** Exercise requirements **
Search the records for "Open" and copy each line that holds it.

START Dataset records

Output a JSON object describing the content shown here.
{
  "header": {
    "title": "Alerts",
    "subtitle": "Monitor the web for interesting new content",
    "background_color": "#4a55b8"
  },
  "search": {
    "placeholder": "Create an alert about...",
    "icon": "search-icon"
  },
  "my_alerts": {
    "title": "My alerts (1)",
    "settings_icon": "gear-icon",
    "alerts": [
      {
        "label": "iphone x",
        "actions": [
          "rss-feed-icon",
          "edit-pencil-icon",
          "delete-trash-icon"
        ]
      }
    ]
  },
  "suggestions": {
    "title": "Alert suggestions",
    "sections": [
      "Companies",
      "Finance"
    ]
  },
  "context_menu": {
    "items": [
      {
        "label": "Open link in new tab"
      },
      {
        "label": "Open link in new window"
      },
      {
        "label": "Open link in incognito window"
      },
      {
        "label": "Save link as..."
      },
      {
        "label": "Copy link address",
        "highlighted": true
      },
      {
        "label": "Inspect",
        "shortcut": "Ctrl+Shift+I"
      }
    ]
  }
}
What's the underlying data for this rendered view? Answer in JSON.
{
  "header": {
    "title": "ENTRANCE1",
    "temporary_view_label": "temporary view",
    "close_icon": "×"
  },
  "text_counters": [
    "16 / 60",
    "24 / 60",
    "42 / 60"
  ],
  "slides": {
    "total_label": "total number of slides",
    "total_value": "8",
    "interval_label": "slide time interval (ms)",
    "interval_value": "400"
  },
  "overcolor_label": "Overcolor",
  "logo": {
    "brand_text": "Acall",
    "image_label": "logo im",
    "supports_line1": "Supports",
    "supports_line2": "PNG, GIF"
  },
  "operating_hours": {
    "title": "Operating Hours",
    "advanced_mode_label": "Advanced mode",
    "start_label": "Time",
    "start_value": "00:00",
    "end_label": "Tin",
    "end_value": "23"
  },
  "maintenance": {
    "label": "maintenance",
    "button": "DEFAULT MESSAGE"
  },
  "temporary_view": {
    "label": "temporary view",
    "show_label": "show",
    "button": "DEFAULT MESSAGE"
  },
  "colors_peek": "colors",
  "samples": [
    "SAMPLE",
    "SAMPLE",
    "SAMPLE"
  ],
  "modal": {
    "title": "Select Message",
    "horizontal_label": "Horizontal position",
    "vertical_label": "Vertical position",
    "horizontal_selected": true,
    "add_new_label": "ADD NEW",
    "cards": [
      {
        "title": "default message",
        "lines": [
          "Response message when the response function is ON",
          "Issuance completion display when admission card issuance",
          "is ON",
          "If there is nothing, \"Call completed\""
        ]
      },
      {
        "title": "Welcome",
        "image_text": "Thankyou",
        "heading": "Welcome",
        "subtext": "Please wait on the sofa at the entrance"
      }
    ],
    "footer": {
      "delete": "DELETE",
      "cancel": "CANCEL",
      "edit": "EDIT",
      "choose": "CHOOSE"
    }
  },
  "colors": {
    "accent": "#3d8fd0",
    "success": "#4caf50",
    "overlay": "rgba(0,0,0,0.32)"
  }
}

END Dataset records

** Task solution **
        "label": "Open link in new tab"
        "label": "Open link in new window"
        "label": "Open link in incognito window"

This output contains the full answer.